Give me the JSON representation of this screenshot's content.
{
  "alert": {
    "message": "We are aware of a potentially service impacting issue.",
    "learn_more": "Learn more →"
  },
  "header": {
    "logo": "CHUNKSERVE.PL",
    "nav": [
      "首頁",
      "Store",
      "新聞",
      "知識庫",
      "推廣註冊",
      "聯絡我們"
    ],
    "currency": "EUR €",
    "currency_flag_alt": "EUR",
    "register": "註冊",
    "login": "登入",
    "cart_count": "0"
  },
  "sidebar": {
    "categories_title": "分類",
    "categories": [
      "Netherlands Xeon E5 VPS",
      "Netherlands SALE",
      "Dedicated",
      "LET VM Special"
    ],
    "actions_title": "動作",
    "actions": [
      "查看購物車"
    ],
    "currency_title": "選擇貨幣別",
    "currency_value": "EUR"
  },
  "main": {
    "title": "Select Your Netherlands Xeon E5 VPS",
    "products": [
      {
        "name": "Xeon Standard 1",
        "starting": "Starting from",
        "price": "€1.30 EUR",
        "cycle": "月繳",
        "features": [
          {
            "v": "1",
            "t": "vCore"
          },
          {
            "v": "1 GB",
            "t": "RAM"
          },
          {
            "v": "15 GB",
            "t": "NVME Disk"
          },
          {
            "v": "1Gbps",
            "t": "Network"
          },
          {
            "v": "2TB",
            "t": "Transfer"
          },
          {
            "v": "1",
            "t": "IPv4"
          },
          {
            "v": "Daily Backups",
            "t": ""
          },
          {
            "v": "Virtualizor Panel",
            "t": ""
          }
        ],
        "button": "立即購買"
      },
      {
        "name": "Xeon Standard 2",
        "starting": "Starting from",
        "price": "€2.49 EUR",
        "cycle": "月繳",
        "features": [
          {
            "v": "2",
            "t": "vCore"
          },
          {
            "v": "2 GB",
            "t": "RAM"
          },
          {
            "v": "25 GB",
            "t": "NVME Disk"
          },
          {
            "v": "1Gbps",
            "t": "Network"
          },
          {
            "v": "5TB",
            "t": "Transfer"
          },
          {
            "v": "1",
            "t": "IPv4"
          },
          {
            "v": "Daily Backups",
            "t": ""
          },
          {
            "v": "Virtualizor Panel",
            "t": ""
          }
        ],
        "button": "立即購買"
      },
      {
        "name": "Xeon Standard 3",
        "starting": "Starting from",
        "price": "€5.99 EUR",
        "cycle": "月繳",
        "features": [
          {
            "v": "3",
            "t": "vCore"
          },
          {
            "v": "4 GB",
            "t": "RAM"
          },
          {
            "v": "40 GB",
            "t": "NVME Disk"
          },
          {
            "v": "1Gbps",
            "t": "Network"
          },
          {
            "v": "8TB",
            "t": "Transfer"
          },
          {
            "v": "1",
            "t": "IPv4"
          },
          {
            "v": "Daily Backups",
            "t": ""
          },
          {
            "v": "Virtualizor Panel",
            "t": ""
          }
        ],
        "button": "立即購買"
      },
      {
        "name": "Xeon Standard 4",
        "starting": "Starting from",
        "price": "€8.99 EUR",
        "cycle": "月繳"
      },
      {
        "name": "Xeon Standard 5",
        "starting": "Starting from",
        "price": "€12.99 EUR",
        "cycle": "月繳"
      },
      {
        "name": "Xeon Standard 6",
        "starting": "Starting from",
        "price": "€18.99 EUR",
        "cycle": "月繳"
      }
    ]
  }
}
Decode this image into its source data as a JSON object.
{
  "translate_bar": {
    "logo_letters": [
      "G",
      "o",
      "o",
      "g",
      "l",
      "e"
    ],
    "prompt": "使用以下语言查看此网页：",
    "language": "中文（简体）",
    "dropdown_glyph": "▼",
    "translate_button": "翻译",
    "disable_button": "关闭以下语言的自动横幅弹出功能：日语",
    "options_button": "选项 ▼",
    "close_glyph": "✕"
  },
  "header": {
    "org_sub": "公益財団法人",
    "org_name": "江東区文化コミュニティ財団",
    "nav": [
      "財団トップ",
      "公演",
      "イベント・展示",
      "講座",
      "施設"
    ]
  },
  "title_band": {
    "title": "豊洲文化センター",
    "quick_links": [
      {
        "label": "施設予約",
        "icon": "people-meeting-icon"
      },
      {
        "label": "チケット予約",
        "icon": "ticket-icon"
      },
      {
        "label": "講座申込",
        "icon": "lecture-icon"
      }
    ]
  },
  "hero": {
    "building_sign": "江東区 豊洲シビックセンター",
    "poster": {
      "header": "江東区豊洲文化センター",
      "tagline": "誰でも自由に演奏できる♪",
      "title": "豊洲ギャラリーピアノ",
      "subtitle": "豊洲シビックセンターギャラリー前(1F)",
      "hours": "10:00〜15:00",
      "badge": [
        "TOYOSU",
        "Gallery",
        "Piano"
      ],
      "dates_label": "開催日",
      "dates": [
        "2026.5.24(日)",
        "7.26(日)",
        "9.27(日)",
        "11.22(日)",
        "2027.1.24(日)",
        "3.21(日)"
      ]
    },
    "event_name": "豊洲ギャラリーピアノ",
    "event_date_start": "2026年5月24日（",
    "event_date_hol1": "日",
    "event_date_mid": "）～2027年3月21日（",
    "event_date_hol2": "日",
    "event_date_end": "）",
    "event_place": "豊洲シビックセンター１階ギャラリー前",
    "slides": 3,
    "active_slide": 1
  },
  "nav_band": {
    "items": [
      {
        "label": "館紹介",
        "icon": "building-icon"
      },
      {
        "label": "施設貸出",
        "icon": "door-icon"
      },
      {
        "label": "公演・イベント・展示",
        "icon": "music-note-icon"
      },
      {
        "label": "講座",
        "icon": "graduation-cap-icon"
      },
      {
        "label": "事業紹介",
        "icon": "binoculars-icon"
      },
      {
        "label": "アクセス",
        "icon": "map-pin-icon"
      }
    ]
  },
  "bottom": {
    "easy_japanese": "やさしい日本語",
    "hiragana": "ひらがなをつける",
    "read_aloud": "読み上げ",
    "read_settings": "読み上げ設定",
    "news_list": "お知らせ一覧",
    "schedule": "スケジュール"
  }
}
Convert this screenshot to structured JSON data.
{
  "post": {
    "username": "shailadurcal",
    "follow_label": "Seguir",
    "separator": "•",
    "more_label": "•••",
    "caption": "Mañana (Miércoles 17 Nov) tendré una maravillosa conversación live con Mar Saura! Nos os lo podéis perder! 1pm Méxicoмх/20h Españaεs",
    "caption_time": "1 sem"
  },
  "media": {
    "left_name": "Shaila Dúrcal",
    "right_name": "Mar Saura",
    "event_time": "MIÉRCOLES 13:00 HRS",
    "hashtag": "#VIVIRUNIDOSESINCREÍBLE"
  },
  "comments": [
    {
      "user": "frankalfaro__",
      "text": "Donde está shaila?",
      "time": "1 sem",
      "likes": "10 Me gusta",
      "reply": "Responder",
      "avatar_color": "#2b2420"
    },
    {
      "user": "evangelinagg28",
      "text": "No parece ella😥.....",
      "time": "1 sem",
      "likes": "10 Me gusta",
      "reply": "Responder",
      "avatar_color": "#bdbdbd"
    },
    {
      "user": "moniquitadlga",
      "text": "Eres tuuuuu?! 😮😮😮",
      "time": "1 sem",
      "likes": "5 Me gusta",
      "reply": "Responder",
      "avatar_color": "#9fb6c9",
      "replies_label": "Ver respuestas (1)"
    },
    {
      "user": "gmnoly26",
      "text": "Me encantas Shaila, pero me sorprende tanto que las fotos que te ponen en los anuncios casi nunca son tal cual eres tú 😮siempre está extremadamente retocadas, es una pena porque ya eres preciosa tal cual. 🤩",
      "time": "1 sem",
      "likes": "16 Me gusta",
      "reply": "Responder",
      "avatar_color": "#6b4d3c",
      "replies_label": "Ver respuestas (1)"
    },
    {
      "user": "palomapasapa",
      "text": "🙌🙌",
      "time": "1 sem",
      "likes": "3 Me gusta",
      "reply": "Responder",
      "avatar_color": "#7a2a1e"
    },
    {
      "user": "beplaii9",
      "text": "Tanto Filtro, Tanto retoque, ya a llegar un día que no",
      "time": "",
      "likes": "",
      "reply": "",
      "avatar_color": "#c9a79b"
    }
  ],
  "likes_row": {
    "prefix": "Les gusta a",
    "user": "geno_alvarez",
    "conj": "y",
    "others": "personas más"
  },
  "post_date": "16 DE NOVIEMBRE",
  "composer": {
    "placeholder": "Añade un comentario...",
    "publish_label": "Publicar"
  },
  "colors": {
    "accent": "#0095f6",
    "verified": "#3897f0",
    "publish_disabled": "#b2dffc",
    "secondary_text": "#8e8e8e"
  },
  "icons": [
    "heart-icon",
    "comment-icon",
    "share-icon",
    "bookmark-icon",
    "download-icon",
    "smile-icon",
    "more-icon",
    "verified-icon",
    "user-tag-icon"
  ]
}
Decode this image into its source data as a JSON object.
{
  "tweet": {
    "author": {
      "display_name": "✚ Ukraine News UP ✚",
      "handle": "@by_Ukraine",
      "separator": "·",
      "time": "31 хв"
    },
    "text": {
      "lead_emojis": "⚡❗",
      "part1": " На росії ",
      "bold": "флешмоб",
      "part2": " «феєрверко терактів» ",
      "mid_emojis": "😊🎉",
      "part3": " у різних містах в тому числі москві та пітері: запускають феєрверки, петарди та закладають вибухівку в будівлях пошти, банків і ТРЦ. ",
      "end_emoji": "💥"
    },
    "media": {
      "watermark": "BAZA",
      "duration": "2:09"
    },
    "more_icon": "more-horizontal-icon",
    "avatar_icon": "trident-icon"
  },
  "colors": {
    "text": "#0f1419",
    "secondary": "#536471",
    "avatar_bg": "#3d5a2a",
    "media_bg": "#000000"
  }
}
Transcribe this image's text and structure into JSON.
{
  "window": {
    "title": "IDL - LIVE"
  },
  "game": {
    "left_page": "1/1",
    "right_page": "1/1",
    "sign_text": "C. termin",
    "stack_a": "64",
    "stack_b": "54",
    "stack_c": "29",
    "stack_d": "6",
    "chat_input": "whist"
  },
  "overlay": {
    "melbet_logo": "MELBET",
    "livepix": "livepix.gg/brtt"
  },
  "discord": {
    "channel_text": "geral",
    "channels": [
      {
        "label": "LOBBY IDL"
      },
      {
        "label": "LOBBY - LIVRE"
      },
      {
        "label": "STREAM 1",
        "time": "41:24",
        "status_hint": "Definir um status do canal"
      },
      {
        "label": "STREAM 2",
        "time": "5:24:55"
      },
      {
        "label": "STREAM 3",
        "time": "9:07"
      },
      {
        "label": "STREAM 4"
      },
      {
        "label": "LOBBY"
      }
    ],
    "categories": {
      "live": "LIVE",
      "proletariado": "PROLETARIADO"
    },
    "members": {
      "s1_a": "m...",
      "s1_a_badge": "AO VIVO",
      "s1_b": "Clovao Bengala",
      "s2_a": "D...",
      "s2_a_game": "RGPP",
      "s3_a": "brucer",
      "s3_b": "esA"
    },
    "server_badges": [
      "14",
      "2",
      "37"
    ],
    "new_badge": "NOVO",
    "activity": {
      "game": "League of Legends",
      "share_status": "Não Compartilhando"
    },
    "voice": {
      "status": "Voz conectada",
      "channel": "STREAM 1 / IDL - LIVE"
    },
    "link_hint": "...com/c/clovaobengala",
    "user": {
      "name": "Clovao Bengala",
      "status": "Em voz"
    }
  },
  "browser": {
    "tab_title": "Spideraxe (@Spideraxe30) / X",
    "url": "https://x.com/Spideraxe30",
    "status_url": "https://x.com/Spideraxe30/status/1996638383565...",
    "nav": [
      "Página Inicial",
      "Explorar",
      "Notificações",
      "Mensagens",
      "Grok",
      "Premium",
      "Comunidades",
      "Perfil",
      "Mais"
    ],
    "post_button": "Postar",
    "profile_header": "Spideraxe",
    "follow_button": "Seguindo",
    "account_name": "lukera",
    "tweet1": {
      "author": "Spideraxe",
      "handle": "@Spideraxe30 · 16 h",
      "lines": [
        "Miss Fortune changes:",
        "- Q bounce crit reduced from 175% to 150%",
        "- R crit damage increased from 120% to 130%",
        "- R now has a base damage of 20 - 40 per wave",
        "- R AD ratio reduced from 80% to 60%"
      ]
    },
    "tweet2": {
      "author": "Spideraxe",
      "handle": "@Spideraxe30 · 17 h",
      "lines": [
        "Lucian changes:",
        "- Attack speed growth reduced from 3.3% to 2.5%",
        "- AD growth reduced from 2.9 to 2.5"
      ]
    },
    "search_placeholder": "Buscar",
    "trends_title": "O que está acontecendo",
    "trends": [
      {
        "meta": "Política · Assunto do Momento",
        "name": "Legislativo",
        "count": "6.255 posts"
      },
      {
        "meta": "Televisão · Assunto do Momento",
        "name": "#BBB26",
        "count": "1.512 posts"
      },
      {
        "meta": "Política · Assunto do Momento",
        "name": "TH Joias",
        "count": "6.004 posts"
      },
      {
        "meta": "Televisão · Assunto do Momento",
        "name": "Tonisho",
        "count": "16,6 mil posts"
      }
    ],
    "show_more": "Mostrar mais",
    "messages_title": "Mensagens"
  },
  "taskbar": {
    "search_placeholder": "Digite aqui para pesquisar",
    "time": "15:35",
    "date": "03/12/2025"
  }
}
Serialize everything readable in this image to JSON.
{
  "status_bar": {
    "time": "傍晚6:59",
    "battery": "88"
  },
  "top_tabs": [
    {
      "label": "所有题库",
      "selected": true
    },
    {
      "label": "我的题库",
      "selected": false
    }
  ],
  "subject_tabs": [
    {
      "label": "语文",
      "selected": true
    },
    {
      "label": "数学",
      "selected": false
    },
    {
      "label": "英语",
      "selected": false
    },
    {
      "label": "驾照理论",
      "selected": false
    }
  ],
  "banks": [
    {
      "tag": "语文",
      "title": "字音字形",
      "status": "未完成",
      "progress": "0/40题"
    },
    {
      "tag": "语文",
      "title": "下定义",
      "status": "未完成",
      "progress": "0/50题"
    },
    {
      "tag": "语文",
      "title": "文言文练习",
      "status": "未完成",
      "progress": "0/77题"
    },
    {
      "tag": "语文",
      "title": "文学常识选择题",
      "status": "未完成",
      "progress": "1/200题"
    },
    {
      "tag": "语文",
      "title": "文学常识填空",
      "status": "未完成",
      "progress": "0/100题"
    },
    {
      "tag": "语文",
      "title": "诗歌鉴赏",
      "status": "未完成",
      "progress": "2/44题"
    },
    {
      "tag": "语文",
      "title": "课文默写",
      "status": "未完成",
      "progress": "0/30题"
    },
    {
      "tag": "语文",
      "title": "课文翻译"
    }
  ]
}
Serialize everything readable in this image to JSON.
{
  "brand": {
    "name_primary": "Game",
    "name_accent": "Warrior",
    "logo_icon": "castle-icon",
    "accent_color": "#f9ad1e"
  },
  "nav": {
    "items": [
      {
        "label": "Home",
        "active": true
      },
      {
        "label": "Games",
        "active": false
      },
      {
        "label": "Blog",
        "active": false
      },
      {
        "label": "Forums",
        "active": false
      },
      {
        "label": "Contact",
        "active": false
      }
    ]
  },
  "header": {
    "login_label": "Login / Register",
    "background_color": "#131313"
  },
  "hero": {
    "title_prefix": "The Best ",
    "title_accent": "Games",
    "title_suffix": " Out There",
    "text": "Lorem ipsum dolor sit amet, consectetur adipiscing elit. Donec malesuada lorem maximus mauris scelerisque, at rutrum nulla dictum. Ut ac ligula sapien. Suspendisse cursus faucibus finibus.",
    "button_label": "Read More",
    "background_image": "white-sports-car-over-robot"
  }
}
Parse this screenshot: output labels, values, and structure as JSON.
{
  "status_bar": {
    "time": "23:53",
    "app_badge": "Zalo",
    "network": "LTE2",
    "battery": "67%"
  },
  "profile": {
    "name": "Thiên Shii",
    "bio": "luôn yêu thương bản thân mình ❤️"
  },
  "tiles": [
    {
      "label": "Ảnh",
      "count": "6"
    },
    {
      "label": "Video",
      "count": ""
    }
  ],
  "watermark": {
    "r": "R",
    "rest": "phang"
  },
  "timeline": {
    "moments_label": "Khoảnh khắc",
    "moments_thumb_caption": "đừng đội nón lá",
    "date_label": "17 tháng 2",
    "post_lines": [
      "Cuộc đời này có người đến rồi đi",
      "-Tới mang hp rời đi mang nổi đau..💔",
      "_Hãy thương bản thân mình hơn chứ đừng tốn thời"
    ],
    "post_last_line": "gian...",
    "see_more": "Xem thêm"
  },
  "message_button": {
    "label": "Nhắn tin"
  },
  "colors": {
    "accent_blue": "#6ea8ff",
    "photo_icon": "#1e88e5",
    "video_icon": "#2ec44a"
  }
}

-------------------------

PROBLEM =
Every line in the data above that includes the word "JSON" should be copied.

TASK RESPONSE =
Give me the JSON representation of this screenshot's content.
Decode this image into its source data as a JSON object.
Convert this screenshot to structured JSON data.
Decode this image into its source data as a JSON object.
Transcribe this image's text and structure into JSON.
Serialize everything readable in this image to JSON.
Serialize everything readable in this image to JSON.
Parse this screenshot: output labels, values, and structure as JSON.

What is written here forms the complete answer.